* FTSE 100 index up 0.05 percent
* Miners remain supported by China PMI data
* Wolseley weak on cautious outlook
By Jon Hopkins
LONDON, Dec 4 Britain's top shares held steady
on Tuesday as gains in heavyweight miners helped offset caution
over progress on discussions over the U.S. "fiscal cliff".
The mining sector modestly extended Monday's
advance as copper held firm after upbeat manufacturing
data from top metals consumer China at the weekend.
The China data outweighed concerns over the fiscal cliff, a
combination of U.S. spending cuts and tax rises due to be
implemented in early 2013 that could tip the world's leading
economy back into recession.
"The miners are backstopping us again but the focus still
remains on the fiscal cliff negotiations in the U.S. and until
these can be resolved any hoped-for Santa Rally is unlikely to
gain much traction," Andrew Crook of Sucden Financial Private
The White House has dismissed a budget deal proposal from
congressional Republicans that included tax reforms and spending
cuts, saying it did not meet President Barack Obama's pledge to
raise taxes on the wealthiest Americans.
At 0907 GMT, the FTSE 100 index was up 2.85 points,
or 0.1 percent at 5,874.09, stuck in a very tight trading range
from 5,850 to 5,875.
The UK blue chip index closed 0.1 percent higher on Tuesday,
having run back from an early session peak just above the
psychologically important 5,900 level late in the session.
"Monday's rally to 5,902.00 fell short of the previous high
and the 5,871.24 close has placed the index in position to break
further,"James A. Hyerczyk, analyst at Autochartist said.
"If downside momentum increases on Tuesday, traders should
watch for the start of a possible break into 5,755.00 to
Plumbing and building supplies group Wolseley was a
top blue chip faller, shedding 1.1 percent as a slightly
cautious outlook and weak showings in continental Europe weighed
against continued strong growth in North America in the first
"The Wolseley Q1 IMS looks broadly in line with consensus
but with scope for some small (2-3 percent) FY estimate slippage
given the outlook," Oriel securities said in a note reiterating
its "hold" rating on the stock.
Wolseley was the top traded stock in the FTSE 100, with

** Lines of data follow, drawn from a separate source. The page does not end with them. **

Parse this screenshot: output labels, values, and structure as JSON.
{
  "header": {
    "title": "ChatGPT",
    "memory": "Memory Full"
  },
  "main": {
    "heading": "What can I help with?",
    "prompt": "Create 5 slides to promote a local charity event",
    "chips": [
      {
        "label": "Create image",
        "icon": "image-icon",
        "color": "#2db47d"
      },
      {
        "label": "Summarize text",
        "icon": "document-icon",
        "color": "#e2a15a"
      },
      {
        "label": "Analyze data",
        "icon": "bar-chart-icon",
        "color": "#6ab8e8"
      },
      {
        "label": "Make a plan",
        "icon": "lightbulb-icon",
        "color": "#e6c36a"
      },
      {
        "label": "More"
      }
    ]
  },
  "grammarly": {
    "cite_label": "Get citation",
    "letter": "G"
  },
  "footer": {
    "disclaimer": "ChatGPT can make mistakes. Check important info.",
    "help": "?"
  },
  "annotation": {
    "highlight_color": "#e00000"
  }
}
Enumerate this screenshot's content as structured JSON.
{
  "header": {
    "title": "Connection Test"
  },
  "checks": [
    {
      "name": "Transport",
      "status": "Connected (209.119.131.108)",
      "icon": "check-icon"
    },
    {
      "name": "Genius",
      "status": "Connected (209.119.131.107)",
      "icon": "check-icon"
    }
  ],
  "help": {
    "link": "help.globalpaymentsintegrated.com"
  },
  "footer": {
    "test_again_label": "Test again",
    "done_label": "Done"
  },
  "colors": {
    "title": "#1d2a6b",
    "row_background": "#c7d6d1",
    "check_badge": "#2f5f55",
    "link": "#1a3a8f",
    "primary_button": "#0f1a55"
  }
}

volume at almost 40 percent of its 90-day daily average in the
first hour of trading, with total index volume at 8 percent.
British retail sales edged up in November, though by less
than analysts were expecting, as shoppers hunted for cheap
Christmas gifts, the British Retail Consortium said on Tuesday.
Like-for-like retail sales rose by 0.4 percent in value
terms on the year, after falling 0.1 percent in October, the BRC
said. Economists polled by Reuters had expected a 0.9 percent
Meanwhile, Britain's economic growth in the next two years
will be weaker than previously thought, held back by a global
slowdown and domestic austerity measures, the British Chambers
of Commerce said on Tuesday.
Food retailers were a weak sector, reflecting the dull BRC
survey and some cautious broker comment, with Espirito Santo
Investment Bank downgrading its ratings for both Tesco
and WM.Morrison to "sell" from "neutral".
Espirito Santo maintained its "neutral" stance on
J.Sainsbury pointing out that its latest survey of 2,500 UK
consumers showed Sainsbury's positive sales momentum looking set
to continue and accelerate, whilst customers' perceptions of
Tesco and Morrison have deteriorated.
(Reporting by Jon Hopkins/editing by Chris Pizzey, London MPG
Desk, +44 (0)207 542-4441)